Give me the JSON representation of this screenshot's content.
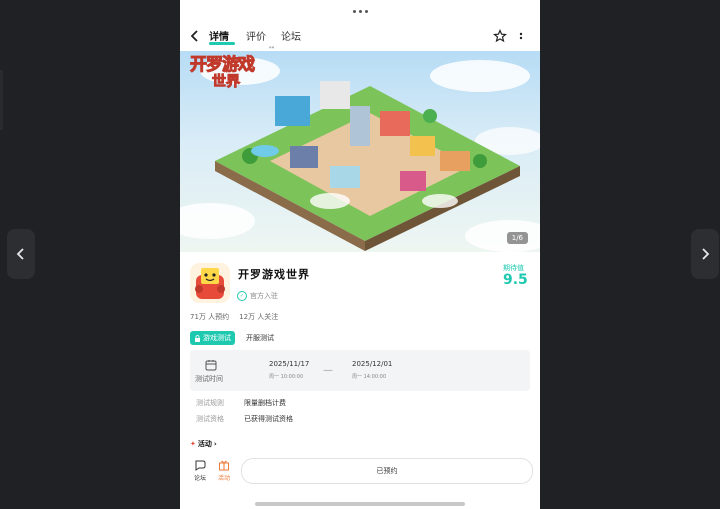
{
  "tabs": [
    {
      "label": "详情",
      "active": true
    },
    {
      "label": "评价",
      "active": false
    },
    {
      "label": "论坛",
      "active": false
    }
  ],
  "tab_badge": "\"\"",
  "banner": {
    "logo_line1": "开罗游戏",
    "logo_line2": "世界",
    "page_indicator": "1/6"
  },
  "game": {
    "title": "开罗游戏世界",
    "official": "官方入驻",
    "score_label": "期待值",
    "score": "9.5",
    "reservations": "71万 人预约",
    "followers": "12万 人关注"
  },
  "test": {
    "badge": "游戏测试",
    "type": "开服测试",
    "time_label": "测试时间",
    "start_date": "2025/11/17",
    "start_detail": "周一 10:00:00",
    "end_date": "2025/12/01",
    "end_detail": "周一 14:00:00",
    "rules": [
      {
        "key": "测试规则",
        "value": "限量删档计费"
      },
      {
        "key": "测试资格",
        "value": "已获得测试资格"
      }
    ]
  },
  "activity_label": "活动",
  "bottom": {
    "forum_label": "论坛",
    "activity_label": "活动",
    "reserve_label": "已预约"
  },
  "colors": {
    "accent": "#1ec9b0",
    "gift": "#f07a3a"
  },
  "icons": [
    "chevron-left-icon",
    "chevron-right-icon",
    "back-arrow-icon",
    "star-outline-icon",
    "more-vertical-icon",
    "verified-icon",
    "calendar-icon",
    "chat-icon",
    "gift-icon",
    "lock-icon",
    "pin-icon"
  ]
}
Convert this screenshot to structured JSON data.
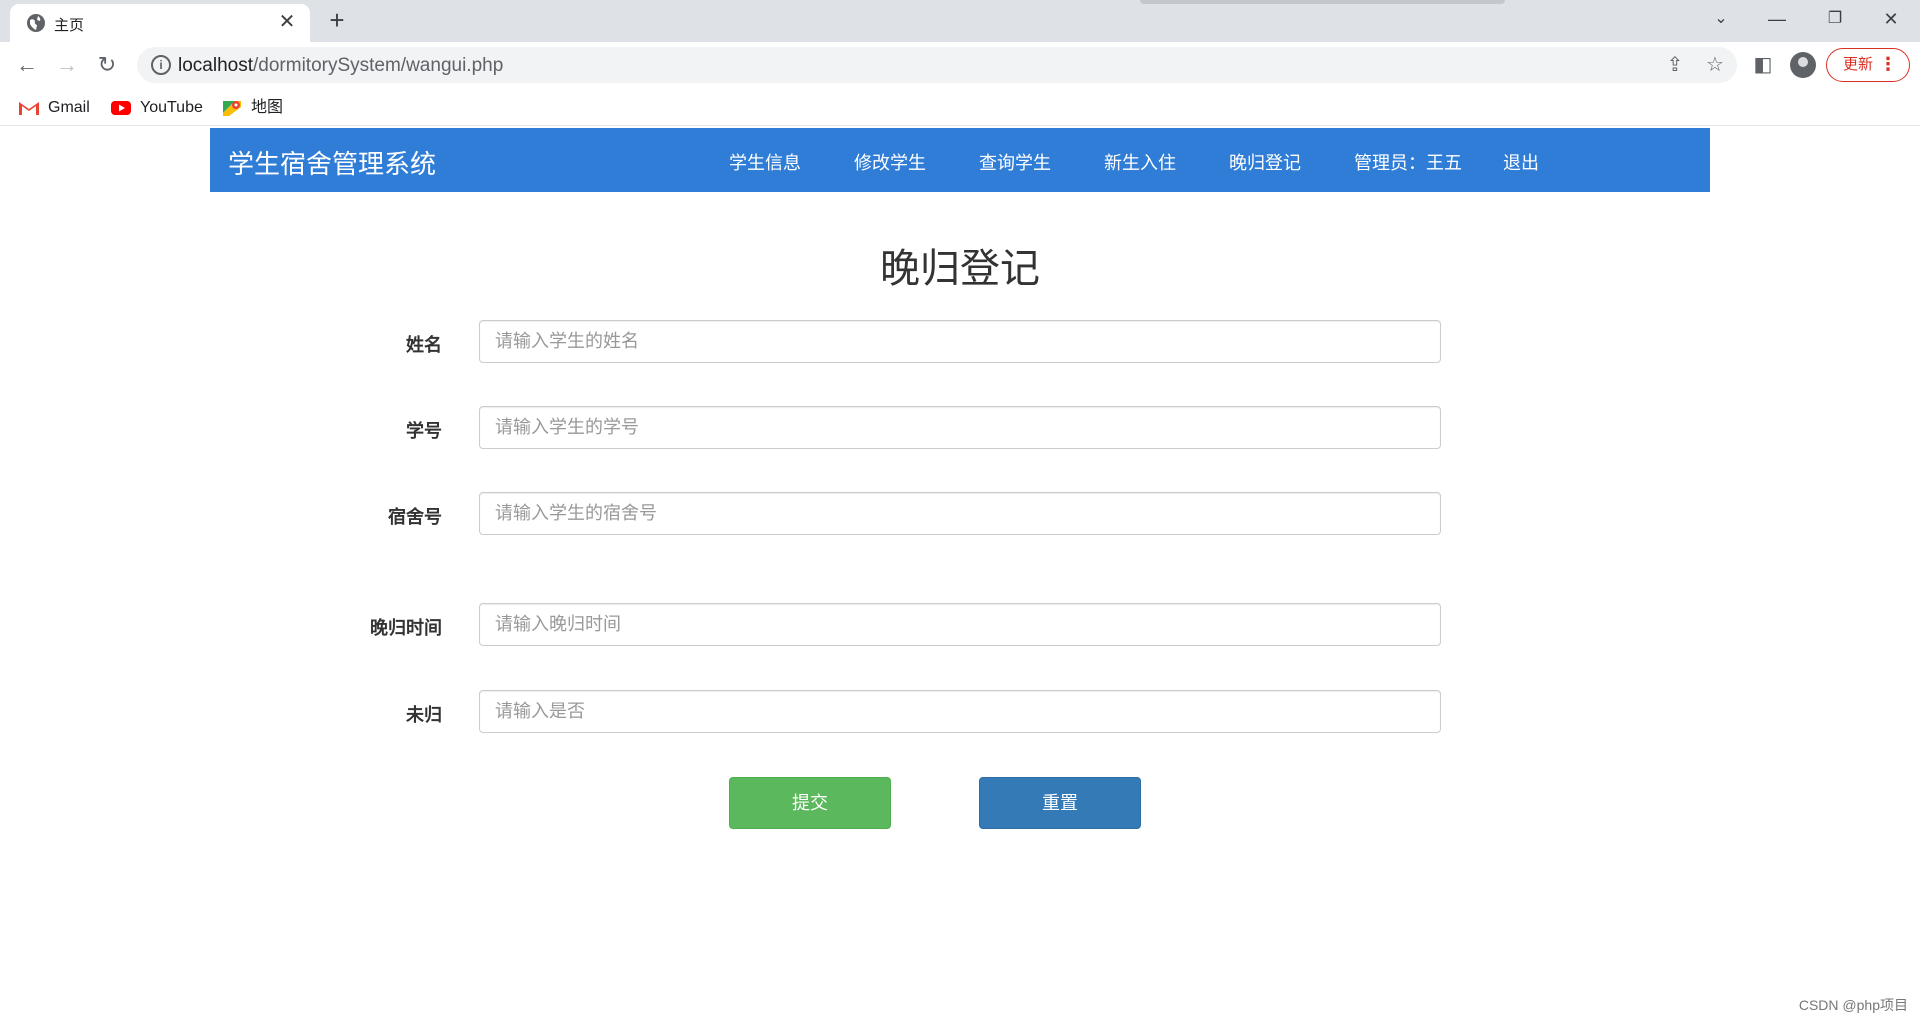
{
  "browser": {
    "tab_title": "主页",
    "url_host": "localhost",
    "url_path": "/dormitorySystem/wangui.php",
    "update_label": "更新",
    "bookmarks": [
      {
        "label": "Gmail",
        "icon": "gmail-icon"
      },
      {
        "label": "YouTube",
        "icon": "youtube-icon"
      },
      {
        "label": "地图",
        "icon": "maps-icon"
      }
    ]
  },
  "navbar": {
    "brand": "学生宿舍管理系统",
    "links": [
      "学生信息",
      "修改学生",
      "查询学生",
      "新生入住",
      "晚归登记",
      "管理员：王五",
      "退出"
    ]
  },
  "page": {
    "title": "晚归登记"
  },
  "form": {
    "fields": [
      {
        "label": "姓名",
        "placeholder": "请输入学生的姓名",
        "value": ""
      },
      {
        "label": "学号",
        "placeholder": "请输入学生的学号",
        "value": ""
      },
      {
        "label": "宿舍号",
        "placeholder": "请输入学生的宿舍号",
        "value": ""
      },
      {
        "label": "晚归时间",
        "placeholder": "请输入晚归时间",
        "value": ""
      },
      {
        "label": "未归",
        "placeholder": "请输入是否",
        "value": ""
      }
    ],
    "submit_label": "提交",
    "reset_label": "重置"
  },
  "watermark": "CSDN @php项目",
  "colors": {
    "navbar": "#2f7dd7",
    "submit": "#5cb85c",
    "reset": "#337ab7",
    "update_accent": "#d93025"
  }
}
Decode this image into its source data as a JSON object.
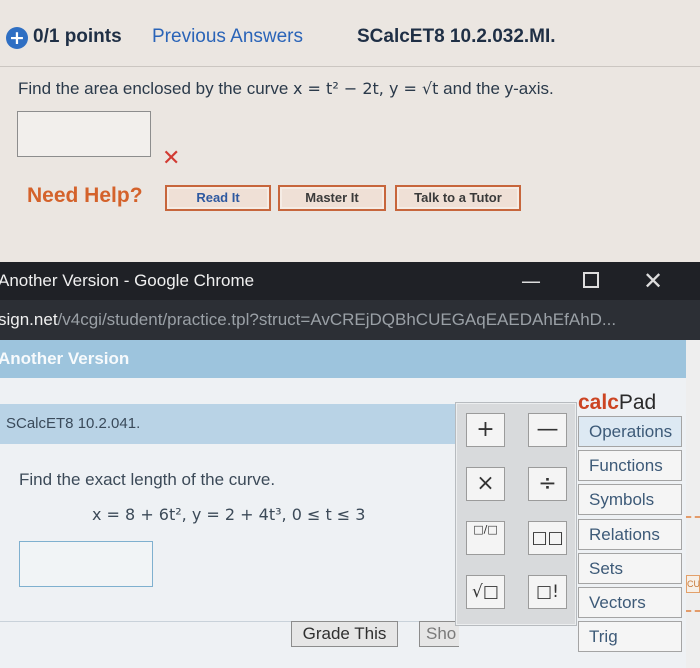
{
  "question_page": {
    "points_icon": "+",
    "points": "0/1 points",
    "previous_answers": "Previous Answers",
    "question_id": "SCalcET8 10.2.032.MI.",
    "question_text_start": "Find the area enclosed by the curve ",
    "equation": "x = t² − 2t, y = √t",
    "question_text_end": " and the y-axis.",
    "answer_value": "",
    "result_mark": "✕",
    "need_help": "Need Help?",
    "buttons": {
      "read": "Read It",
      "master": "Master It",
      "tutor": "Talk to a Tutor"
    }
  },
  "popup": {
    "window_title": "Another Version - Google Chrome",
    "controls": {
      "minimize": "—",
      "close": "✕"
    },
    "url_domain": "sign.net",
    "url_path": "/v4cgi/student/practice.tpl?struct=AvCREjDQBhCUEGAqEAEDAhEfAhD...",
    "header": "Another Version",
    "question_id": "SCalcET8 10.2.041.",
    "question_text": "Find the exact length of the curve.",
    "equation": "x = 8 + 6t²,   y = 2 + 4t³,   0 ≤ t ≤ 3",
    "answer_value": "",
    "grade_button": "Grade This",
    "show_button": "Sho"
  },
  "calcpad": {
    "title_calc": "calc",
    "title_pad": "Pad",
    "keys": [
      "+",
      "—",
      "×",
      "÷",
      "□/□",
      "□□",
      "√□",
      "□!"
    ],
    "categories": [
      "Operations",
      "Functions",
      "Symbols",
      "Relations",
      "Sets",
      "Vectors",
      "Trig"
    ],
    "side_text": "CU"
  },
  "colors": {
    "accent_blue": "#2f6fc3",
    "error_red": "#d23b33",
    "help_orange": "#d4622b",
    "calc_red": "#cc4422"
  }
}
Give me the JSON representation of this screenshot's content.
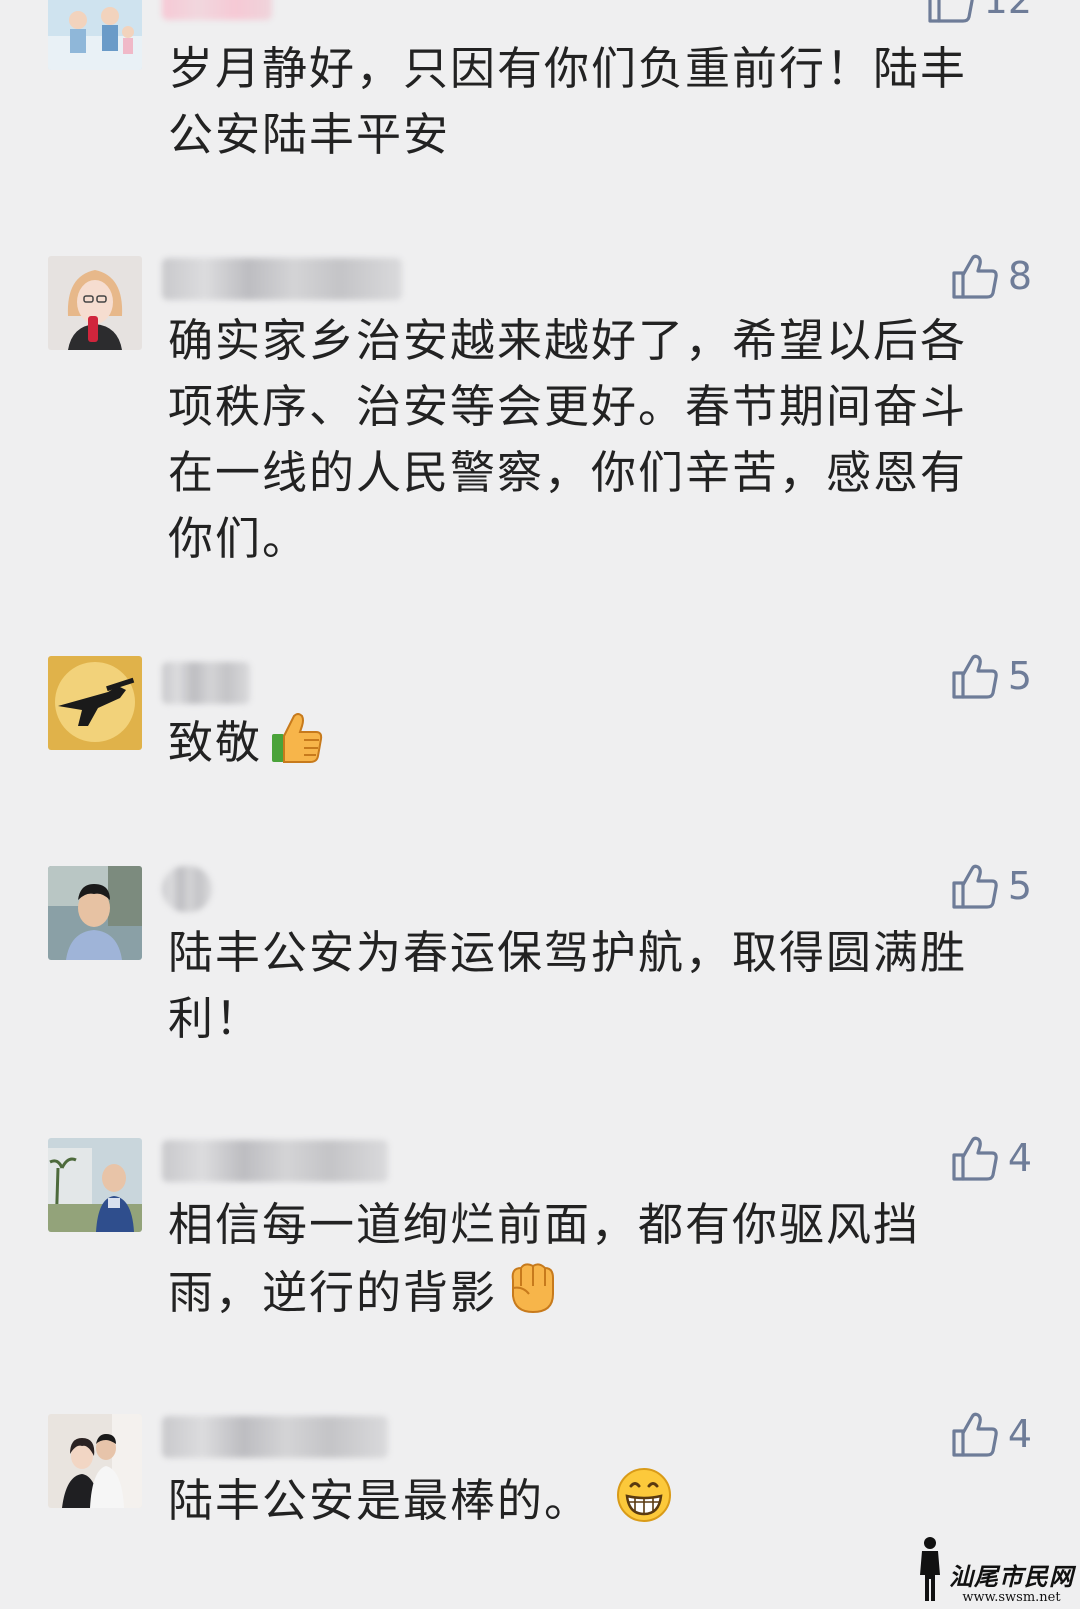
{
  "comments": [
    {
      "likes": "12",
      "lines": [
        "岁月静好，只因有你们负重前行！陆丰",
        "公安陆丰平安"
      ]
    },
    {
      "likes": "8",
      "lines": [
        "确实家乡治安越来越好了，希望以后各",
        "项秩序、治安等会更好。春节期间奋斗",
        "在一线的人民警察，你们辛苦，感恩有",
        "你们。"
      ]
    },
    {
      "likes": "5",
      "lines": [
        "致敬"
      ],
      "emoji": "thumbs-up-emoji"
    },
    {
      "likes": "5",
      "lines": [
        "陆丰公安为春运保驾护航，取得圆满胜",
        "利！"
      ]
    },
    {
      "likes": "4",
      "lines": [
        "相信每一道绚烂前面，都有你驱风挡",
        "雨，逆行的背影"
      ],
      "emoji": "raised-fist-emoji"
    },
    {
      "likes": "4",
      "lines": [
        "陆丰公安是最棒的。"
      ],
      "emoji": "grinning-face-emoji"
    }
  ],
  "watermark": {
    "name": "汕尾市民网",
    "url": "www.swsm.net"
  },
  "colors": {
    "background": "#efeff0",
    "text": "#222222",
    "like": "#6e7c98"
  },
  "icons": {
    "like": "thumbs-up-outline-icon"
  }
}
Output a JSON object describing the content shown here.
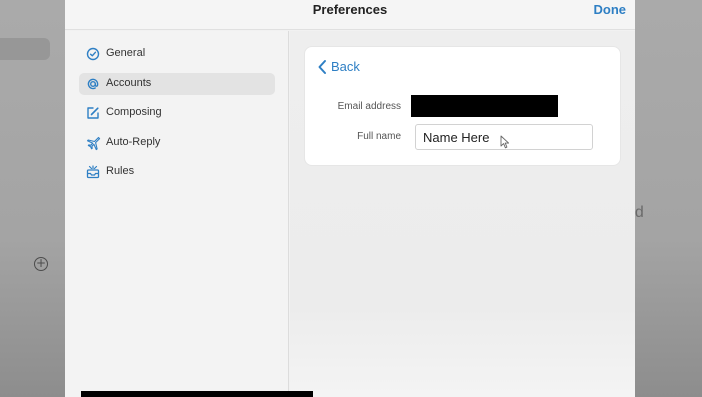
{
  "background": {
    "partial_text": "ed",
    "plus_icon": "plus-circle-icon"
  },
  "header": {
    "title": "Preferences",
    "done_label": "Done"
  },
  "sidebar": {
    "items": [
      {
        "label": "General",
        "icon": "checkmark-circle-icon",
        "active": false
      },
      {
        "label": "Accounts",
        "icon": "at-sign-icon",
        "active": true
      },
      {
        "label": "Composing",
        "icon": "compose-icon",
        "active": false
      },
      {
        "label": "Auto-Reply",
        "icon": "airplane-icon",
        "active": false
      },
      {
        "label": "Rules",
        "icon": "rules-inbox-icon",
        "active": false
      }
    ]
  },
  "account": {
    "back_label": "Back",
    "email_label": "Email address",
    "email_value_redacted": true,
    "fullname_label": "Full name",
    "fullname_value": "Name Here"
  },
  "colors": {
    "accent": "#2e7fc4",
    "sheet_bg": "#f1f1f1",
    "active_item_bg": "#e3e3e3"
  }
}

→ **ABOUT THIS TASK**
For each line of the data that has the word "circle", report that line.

→ **FINAL ANSWER**
    "plus_icon": "plus-circle-icon"
        "icon": "checkmark-circle-icon",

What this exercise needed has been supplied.